Now funding for the project, a top priority of the DNR's since 2018, is once again being held up as a result of the legislative stalemate. The squabble also leaves the less expensive Pelican Rapids project in limbo.
Nestled in the heart of Pelican Rapids, a city of 2,400 in west-central Minnesota, the aging dam could also put human life in danger if it were to fail, though city administrator Don Solga said that is unlikely to happen any time soon.
"There’s no potential for the dam wall collapsing. That’s not even an issue because of the way it’s constructed," he said in a recent interview.

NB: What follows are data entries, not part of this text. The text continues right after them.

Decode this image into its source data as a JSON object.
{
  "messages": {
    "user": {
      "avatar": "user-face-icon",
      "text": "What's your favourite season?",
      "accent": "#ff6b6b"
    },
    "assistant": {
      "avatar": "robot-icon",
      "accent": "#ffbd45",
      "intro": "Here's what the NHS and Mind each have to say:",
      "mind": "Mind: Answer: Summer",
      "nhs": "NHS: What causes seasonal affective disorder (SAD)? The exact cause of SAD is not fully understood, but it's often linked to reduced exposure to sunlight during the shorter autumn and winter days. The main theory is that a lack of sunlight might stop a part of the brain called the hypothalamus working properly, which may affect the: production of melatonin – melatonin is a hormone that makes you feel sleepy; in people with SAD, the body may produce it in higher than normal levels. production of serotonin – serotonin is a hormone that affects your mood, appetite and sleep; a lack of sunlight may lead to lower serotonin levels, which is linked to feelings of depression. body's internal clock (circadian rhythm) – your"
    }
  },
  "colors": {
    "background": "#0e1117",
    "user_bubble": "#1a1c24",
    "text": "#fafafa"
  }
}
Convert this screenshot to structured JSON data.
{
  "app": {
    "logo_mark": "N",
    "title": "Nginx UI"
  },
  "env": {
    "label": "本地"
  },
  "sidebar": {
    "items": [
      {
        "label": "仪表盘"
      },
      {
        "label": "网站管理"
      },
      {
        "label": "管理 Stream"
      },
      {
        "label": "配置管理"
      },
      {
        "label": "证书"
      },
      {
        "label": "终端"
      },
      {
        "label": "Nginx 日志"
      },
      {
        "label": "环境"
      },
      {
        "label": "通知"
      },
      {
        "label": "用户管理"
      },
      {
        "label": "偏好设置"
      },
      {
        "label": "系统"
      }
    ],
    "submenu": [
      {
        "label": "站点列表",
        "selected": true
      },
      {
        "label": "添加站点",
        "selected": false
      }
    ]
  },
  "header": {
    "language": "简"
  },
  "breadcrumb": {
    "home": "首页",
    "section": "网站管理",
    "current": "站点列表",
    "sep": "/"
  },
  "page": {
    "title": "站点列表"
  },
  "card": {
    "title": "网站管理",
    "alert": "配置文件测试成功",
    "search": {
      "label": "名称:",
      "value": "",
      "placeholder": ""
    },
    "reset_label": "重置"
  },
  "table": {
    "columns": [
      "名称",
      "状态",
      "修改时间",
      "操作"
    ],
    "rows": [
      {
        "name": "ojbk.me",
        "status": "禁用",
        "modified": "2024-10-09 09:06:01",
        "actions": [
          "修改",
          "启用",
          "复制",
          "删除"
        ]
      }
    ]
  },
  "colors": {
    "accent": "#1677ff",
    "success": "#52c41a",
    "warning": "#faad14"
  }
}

But Solga said the dam, first built for recreational purposes, does restrict the movement of some 15 species of fish, preventing them from traveling upstream. Their movement could be restored by removing it and several other nearby dams entirely.
While the cost of repairing a community-owned dam like the one in Pelican Rapids would usually be the city's to bear, the DNR has already agreed to cover all of the estimated $1 million needed to remove it pending the bonding bill's approval. Counties and municipalities ordinarily have to share 50% of project costs in order to receive state funding, though that requirement can be waived.
Such was the case not only for the Pelican Rapids dam but also for the city-owned hydroelectric dam in Lanesboro, whose $4 million-repair the state agreed in 2018 to pick up in its entirety. Dams that pose more immediate risks to life and property — like Lanesboro's, which is located in the middle of the southeast Minnesota city — are typically repaired before ones that do not.
And while states tend to prioritize dam safety projects by their level of hazard potential, the size and cost of a project can also affect its viability. Still, officials have differing views as to why project funding for the Lake Bronson dam — one that local communities have no jurisdiction over despite its risk to their safety — was not approved sooner, when repairs would have been less extensive and less costly.
"It’s a part of the process that we deal with," Fabian, R-Roseau, said. "I’d like to say that there’s a tree outside of the capitol that has all kinds of money on it. But the fact of the matter is there isn’t. And if there was at one time, we found out that tree is a deciduous tree and not a coniferous tree, and the leaves have fallen."
Fabian said that, this year, however, lawmakers plan to ensure that the Lake Bronson project is funded by explicitly naming it in the bonding bill's statutory language. But Boyle, the DNR's state dam safety engineer, said that even when funding for the project is approved it will still take several years to complete.
Bengtson, the former Kittson County engineer, suspects that the region's comparatively small population may partly explain the years-long wait for funding. Gillie shares that view, though she is still hopeful that the funding will come through.
"I know we’re a low population county, but that doesn’t mean that we’re not important to this state," she said.